“Greek studies” is not about to be eliminated either as a field of study or as a major here, as the story titled “Greek studies to be eliminated from UT majors,” which ran in The Daily Texan on Thursday, suggests. The classics department continues to offer a wide range of courses on the languages and cultures of ancient Greece and Rome (classical studies), and UT students will continue to have multiple options for pursuing degrees that include advanced work in the language and culture of ancient Greece.
Yes, the Higher Education Coordinating Board has directed UT to eliminate one of our majors: the bachelor’s in Greek. But students still have four other degree options that require advanced work in ancient Greek language and culture: classics, classical archaeology, ancient history and classical civilization and Latin. The classics major requires advanced work in both Greek and Latin language. The classical archaeology and ancient history majors require advanced work in classical culture and also in either Greek or Latin. Even the bachelor’s in Latin requires advanced work in either Greek or classical culture.
It’s worth emphasizing also that the elimination of our Greek major is unlikely to have any impact on our course offerings, either. As we pointed out to the coordinating board both this year and previously, all of our courses in Greek language and culture serve many other groups and degree plans besides Greek majors. So eliminating this major will have virtually no impact on either the UT budget or what students will be able to study here.
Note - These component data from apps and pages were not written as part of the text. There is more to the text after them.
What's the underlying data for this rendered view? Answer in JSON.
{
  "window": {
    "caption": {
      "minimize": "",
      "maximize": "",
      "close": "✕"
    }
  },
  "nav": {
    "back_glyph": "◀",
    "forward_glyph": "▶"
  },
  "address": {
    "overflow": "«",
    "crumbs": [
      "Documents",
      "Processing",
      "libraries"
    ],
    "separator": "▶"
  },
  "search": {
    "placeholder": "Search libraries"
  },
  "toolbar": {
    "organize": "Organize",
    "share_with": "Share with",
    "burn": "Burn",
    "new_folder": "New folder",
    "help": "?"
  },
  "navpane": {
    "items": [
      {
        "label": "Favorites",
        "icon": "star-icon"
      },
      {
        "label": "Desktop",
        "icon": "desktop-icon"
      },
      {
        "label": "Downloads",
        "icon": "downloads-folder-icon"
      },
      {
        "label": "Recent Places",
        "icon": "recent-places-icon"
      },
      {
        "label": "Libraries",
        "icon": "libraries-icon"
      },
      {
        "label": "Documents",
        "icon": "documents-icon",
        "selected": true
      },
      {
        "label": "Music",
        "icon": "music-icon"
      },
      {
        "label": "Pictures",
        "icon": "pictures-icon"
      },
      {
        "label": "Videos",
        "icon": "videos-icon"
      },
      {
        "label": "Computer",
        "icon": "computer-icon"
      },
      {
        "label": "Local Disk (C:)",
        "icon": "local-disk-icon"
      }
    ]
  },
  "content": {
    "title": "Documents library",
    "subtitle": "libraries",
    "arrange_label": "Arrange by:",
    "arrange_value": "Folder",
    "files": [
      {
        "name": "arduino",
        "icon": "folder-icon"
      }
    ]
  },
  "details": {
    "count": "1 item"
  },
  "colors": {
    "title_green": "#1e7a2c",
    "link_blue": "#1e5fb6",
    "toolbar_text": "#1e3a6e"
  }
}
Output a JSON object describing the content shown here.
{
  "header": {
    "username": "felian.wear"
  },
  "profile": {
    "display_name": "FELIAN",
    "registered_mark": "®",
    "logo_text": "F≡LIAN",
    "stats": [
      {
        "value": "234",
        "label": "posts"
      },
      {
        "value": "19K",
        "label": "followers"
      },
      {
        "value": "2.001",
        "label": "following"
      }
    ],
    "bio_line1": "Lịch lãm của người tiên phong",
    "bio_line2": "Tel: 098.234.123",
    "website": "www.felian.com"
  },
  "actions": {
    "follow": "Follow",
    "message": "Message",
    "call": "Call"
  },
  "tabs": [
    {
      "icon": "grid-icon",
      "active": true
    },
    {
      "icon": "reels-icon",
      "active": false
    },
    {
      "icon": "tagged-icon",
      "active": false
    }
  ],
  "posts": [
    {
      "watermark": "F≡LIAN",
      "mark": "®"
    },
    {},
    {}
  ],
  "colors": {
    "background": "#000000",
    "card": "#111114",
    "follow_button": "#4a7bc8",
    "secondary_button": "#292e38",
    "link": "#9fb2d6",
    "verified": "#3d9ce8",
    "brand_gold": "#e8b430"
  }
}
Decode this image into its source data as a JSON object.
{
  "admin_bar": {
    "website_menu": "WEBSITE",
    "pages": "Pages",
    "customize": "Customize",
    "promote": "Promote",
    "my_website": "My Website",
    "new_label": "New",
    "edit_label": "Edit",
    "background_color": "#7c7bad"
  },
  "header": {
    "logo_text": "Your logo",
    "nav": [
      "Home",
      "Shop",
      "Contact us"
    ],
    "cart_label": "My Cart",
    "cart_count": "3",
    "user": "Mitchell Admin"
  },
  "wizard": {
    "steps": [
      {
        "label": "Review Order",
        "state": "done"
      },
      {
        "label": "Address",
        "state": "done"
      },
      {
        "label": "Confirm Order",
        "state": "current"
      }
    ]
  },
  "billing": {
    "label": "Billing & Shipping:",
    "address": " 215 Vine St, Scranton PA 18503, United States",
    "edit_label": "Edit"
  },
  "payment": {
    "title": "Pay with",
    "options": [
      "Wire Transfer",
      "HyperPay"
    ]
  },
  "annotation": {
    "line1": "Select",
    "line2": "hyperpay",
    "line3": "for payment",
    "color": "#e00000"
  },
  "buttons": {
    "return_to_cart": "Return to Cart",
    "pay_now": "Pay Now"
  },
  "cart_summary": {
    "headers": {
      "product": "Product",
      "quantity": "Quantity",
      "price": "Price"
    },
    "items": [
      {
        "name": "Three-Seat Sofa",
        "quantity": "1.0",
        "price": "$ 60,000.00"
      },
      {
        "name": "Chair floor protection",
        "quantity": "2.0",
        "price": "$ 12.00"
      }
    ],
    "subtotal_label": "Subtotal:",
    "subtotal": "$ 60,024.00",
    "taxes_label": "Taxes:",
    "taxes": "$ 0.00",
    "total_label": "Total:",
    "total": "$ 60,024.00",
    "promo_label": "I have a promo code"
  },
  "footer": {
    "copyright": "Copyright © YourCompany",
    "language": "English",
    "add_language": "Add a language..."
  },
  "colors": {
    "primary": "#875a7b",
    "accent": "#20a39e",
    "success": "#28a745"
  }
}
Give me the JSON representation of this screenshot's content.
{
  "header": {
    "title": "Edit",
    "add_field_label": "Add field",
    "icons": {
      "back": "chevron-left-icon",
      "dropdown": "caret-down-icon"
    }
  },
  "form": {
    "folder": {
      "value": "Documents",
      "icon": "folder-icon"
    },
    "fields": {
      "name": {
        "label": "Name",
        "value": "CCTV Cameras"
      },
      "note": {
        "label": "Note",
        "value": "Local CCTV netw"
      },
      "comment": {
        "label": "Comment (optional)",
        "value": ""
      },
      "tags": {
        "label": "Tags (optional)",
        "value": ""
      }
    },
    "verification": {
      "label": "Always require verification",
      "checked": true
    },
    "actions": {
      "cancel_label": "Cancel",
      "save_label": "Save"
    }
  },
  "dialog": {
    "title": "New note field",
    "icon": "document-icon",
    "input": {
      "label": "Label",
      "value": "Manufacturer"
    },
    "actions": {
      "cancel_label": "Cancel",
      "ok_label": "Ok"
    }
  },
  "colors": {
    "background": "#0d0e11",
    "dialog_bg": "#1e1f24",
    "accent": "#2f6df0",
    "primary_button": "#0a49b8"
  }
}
As for the symbolic impact, well — that’s another story.
— Stephen White
Chair, Department of Classics